And, we will be more prone to the increased risk for falls,, fall-related hip fractures, buttocks, lateral hip, or groin pain, and experience a reduced quality of life. That’s simply what the data shows.
Obviously, the older we get the greater the likelihood of succumbing to these potential conditions and injuries, hence, the importance of strengthening our muscles as we age. As such, working diligently to maintain our muscle strength may be the most important thing we can do to maintain our independence and mobility whether we are 60, 70, or 80+ years old.
Much has been written on sarcopenia and the development of overall muscular strength, but the focus of this article is preserving and strengthening our gluteus medius muscle.
Hip abduction or moving your leg away from your body midline in the frontal plane.
The anterior portion also performs hip flexion and internal rotation. The posterior portion also performs hip extension and external rotation.
Serves as the prime lateral stabilizing muscle of the hip joint.
Again, without taking anything away from the importance of strengthening other important muscles that cross over and act upon the hip joint (like the gluteus maximus, hip flexors muscles, the tensor fascia latae muscle, etc.), it is important that extra consideration and attention be given to the gluteus medius muscle for the following reasons:
Most of what we do or how we move is conducted in the sagittal plane of motion, or moving anterior-posterior and up and down. For example, consider the hip movements when we walk, jog and run, sit down and stand up. These actions all occur in the sagittal plane.
We typically don’t do a lot of movement in the frontal plane or side-to-side. As such, the muscles that perform movement in the frontal plane of motion (the gluteus medius being the most important muscle in frontal plane movement at the hip joint) usually are not worked/challenged as much in our daily routine. Therefore, they need more attention in our training regimens.

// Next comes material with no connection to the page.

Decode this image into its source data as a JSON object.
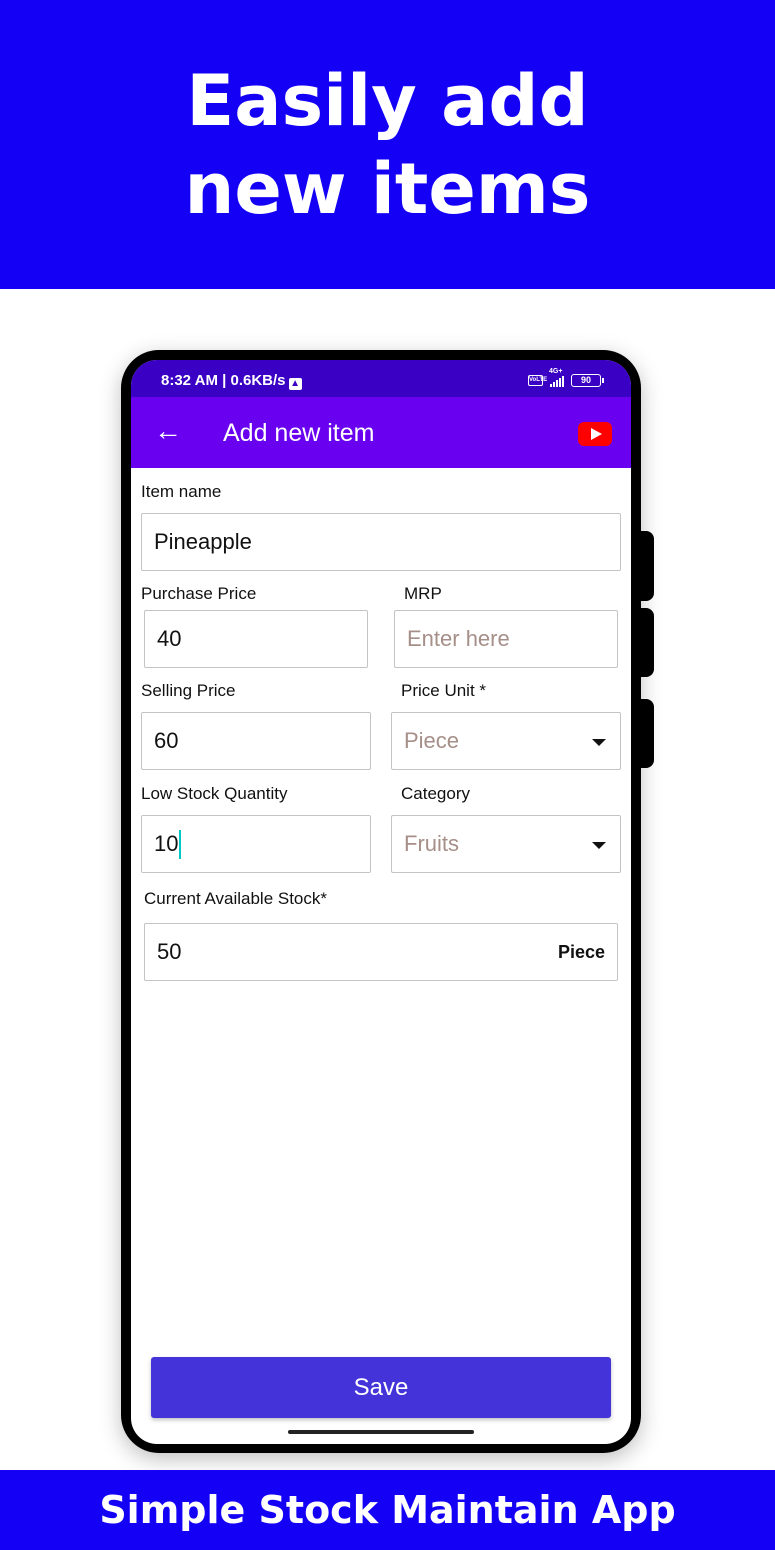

Again, other muscles of the hip and certainly those around our ankles are important in balance, but the gluteal muscles, and especially the gluteus medius, play a key role in maintaining balance and stability in the frontal plane, and especially when weight bearing on the leg.
When performing these mentioned activities, the gluteus medius muscle prevents the pelvis from dropping to the opposite side when supporting the body weight on one leg. Not only is this an essential feature when walking but plays an important role in maintaining balance.
Further, a weakness in the gluteus medius and the consequential abnormal movement in the pelvis (known as pelvic drop) due to the weakness, can lead to repetitive abnormal stress and injury to the low back, hip, and knee joints.
Note: When strengthening the gluteus medius muscle, you are also strengthening the gluteus minimus and tensor fascia latae muscles as they too perform similar actions as the gluteus medius and also help support the hip laterally.
When standing on one leg, the gluteus medius muscle on that same side must contract to keep the pelvis level and from dropping to the opposite side.
Simply move your leg away from your body. This will work the gluteus medius muscles on both sides of the body.
Place a tied off TheraBand elastic band around both legs at just above the knees and side step – lead leg first followed by the trail leg. This exercise works the gluteus medius muscles on both sides.
While lying on your side (hip to be exercised on the “up” side), lift your leg upward overcoming gravity and the weight of the leg. This movement is known as hip abduction and is primarily performed by the gluteus medius.
Simply maintaining a plank position works the gluteus medius muscle on the downside leg.
Do you really want to maintain your independence and mobility into your 70s and 80s? What is your plan to “START NOW” to ensure strength, balance, and mobility and your ability to go and do?
Tags Fitness Over 60